-------- INPUT FOR THIS TASK
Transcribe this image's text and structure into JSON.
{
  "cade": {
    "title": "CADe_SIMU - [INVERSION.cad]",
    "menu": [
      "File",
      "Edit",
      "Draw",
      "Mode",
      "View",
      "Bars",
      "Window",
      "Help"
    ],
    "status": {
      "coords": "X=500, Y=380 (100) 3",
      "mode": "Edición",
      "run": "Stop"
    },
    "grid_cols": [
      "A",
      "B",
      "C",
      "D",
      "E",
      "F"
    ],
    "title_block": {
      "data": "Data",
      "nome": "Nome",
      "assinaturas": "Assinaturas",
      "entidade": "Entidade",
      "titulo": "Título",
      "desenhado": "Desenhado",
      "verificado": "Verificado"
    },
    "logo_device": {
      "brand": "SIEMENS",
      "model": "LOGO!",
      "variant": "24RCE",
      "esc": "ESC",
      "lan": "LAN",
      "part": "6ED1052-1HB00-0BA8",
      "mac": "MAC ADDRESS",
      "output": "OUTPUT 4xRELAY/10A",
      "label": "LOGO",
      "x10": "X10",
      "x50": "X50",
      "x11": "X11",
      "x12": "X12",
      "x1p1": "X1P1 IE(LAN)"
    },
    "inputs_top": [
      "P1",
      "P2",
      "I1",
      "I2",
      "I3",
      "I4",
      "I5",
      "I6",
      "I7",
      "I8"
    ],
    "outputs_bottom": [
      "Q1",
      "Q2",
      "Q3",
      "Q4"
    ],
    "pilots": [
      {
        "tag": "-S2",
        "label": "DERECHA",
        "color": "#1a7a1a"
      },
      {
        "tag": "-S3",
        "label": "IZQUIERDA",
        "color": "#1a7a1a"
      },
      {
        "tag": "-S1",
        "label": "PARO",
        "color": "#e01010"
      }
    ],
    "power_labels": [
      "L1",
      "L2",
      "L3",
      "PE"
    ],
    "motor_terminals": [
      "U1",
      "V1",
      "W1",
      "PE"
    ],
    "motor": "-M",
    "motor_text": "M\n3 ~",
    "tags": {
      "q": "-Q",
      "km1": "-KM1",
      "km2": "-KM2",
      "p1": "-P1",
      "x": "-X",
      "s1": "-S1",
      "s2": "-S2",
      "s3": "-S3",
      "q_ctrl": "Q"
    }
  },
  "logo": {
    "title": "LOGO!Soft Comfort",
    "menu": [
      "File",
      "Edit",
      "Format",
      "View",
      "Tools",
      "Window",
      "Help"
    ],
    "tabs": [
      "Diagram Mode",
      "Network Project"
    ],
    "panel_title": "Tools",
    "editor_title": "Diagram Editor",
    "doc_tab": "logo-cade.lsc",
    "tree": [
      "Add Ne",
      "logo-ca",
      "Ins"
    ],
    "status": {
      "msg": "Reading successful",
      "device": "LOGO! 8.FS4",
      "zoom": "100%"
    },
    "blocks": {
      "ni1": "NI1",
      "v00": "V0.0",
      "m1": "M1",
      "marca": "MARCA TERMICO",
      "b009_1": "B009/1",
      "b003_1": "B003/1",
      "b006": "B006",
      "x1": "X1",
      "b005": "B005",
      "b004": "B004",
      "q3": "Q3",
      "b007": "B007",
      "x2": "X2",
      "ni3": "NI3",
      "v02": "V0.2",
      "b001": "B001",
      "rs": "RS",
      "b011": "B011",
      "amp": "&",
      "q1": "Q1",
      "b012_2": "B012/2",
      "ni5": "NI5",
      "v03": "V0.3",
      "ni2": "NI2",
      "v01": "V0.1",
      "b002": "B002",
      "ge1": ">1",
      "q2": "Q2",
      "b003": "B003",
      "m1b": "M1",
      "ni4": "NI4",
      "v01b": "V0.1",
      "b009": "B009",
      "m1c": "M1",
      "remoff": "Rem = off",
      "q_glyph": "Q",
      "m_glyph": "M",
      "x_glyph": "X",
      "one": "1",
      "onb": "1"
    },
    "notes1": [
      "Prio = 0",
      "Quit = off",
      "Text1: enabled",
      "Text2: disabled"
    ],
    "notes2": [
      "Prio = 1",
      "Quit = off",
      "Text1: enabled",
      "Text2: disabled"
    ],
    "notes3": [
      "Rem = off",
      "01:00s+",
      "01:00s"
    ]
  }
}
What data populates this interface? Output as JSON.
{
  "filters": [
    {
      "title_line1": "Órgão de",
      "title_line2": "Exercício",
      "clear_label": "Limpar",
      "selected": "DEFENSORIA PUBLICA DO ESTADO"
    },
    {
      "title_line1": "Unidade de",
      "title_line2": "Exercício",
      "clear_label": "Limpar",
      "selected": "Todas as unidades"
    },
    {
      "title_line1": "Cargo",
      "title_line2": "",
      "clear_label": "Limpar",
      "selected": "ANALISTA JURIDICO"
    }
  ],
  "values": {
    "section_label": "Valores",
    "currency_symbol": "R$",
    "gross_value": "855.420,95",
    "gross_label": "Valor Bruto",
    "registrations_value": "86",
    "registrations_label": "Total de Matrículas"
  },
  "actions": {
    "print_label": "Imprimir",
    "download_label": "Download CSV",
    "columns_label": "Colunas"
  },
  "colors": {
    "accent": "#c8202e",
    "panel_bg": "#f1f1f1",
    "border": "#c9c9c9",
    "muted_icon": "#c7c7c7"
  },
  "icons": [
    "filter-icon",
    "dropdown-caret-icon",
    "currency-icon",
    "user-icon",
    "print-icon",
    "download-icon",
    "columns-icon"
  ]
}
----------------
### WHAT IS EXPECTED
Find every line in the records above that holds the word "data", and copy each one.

### ANSWER BOX
      "data": "Data",
What data populates this interface? Output as JSON.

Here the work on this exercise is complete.